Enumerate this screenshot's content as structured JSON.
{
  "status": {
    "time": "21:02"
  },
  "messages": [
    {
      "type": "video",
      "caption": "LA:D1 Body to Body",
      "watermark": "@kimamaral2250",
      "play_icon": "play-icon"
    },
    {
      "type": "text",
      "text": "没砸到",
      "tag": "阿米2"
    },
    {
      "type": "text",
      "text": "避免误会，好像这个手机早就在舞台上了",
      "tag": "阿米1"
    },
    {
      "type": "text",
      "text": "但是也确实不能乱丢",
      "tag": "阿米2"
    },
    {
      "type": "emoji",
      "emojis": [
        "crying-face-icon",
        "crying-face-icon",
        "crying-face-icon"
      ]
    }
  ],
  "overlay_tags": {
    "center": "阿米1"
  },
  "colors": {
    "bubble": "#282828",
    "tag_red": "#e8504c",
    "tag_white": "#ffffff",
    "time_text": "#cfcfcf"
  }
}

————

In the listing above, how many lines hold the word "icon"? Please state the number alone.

### Answer to this problem
4